Denmark’s plan to cull its entire mink population to stop the spread of a mutated form of coronavirus has sparked a political clash following revelations that the government lacks the legal basis for the order.
The Social Democrat-led minority government in Copenhagen plans to introduce emergency legislation on Tuesday to kill up to 17m mink, including those that are healthy. But it lacks parliamentary backing to pass the measure after the country’s centre-right contingent said it would block the measure.
Mette Frederiksen, prime minister, announced last Wednesday that a mutated form of coronavirus had passed from mink to 12 people in Denmark and could threaten the effectiveness of a future vaccine against Covid-19.
But some international scientists have questioned that claim, and opposition politicians and mink farmers are now sounding the alarm as more than 2m mink having already been culled.
“The government is gambling with Danish democracy and they must stop,” Jakob Ellemann-Jensen, head of the largest centre-right opposition group the Liberals, told broadcaster TV2 as he said his party would not back the emergency law.
The government’s website still calls for all mink in the country to be killed. But Mogens Jensen, minister for food, agriculture and fisheries, apologised late on Monday for the confusion and said the government should have been clearer on which actions had a legal basis and which did not.

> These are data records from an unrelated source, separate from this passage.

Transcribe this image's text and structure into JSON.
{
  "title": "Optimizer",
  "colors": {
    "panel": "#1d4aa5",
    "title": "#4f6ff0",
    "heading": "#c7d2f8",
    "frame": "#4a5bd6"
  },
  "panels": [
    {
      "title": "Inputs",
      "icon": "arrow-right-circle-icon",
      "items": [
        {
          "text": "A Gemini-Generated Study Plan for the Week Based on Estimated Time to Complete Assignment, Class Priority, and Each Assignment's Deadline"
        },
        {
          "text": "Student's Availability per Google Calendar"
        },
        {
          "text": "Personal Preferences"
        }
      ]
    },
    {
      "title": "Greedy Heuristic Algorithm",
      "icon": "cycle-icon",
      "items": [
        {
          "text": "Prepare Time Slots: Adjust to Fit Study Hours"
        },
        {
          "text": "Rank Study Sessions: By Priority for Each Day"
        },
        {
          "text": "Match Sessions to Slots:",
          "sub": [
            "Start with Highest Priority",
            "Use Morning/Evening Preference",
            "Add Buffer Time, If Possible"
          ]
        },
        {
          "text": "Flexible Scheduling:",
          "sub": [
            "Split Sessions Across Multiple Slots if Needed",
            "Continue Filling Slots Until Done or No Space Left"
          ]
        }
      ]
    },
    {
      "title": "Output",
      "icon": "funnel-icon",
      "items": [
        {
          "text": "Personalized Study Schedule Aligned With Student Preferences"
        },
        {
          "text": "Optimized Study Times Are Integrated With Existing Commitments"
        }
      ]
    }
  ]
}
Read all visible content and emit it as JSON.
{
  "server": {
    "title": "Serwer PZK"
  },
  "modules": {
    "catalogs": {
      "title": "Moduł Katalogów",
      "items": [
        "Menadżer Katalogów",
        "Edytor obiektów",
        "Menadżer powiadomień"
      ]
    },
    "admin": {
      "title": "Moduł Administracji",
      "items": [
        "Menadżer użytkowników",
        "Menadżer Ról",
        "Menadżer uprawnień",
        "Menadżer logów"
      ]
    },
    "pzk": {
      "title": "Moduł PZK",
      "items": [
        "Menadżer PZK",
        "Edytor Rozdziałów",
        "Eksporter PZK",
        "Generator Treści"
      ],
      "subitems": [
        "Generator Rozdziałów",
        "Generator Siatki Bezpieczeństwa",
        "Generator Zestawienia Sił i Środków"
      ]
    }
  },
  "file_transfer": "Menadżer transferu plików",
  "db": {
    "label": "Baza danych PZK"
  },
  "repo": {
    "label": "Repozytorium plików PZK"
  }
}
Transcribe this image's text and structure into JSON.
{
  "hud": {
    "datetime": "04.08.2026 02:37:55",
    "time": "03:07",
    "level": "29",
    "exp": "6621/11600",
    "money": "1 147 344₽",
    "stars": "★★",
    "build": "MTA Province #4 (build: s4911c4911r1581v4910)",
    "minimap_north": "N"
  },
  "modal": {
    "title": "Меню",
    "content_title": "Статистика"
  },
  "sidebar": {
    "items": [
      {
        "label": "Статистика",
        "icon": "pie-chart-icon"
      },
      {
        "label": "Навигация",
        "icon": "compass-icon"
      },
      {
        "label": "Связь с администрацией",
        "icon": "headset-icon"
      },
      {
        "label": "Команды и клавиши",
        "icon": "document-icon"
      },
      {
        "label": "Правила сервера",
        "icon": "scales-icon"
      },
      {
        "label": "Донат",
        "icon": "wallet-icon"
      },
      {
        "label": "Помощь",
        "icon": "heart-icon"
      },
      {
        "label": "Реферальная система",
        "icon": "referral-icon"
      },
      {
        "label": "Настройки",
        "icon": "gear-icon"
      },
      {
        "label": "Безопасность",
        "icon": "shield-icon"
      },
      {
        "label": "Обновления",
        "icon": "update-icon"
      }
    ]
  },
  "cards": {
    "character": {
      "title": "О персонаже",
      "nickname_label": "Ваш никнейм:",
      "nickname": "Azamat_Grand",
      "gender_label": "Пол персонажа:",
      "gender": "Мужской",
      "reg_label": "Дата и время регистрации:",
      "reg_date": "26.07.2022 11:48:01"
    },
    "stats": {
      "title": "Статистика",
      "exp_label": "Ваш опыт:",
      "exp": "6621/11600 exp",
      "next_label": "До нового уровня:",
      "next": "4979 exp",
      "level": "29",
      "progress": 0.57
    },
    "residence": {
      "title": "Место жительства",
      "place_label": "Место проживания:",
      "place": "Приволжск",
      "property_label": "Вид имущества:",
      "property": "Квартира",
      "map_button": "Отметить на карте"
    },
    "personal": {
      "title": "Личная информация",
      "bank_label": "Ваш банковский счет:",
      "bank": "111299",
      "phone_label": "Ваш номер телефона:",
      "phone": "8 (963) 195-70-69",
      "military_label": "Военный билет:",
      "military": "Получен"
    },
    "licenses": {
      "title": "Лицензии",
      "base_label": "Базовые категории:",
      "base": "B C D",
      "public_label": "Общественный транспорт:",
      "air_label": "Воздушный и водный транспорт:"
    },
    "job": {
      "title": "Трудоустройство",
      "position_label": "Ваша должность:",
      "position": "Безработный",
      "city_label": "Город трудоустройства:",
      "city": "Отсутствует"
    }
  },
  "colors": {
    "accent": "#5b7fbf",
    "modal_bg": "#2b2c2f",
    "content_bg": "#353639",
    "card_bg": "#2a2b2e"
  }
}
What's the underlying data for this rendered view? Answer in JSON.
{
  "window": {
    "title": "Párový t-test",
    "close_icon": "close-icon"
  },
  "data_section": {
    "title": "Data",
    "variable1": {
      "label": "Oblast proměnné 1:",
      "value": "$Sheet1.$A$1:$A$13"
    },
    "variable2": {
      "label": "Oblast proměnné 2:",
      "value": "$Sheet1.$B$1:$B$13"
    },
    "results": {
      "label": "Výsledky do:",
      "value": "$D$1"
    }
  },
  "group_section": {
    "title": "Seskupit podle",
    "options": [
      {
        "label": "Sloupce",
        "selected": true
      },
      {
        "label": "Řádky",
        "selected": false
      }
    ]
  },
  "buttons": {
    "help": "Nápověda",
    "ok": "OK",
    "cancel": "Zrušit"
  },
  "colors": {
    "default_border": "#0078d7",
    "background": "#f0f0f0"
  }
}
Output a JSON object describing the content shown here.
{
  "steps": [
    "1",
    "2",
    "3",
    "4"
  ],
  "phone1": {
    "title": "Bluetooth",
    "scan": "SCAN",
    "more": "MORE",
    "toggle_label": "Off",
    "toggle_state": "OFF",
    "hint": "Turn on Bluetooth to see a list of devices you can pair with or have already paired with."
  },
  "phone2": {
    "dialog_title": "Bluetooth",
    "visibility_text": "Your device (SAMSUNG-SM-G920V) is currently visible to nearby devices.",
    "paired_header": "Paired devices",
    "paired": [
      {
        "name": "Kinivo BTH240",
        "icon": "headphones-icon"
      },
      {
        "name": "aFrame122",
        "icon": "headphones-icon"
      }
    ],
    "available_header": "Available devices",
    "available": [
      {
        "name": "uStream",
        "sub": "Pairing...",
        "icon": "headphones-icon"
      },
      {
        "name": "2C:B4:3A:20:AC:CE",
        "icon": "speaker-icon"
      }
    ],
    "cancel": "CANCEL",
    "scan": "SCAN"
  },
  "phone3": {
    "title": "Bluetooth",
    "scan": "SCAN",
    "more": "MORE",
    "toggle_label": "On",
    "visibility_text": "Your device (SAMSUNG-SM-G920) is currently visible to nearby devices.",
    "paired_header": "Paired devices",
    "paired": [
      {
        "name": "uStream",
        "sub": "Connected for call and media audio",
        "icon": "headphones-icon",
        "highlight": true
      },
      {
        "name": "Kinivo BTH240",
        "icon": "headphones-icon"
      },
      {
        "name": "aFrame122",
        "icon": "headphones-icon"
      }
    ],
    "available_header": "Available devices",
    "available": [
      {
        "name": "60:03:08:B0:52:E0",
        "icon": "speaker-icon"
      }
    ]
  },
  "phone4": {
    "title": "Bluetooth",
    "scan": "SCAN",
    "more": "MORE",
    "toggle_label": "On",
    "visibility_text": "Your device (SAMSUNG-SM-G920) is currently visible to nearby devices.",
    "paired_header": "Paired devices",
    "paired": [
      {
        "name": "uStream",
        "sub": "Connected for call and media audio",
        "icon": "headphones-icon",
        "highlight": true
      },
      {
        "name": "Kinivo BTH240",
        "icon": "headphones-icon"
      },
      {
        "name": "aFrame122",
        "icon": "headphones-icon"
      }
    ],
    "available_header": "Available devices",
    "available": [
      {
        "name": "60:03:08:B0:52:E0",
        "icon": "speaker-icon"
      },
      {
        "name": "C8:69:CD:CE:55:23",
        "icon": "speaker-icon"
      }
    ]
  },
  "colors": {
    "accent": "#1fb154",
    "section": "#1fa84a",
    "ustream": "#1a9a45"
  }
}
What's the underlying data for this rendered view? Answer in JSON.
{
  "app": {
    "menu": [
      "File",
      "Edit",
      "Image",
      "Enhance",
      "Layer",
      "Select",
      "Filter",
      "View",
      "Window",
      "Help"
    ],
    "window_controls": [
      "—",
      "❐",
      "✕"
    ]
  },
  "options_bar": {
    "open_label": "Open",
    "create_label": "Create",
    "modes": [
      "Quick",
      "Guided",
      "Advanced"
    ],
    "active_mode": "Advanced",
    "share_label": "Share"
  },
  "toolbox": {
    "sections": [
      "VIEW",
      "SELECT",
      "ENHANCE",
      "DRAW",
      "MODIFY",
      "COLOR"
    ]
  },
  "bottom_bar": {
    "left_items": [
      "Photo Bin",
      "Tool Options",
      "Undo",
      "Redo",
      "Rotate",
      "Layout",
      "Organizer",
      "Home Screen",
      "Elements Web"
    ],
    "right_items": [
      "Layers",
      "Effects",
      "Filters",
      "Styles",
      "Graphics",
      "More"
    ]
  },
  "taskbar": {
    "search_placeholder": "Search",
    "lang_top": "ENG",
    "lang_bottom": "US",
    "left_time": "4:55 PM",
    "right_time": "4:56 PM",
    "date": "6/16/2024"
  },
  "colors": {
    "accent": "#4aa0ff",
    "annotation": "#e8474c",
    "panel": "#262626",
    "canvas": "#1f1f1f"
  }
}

Under Danish law, any infected mink and those within an 8km security zone can be killed, but not healthy mink outside these limits.
Due to a lack of capacity at incineration plants, mass graves for the animals have been dug on land belonging to the Danish military.
Emergency legislation requires a two-thirds majority in Denmark’s parliament, which the government does not have in support of the measure. The law could still pass with more time for debate or if the government introduces normal legislation, which requires only a simple majority.
Mr Jensen insisted that there had been “no time to waste” after health authorities warned of a risk to public health. “We are in a global health crisis, and therefore the government chose to take a resolute decision,” he said.
Troels Mylenberg, political editor of TV2, called the admission that the cull has no legal basis “a scandal of dimensions, and quite simply sensational”.
The UK has closed its borders to non-British citizens from Denmark, while Norway toughened its quarantine rules for Danish arrivals following news of the virus mutation. Danish health authorities said the mutated virus could already have died out.
Tage Pedersen, head of the Danish mink breeders’ association, said he was “shaken” by the “completely insane handling” of the affair for an industry that accounts for more than €1bn in annual exports for Denmark.
Amid reports of mink farmers halting the cull, Mr Pedersen added that they should continue as “it will still eventually result in the closure of the entire industry”.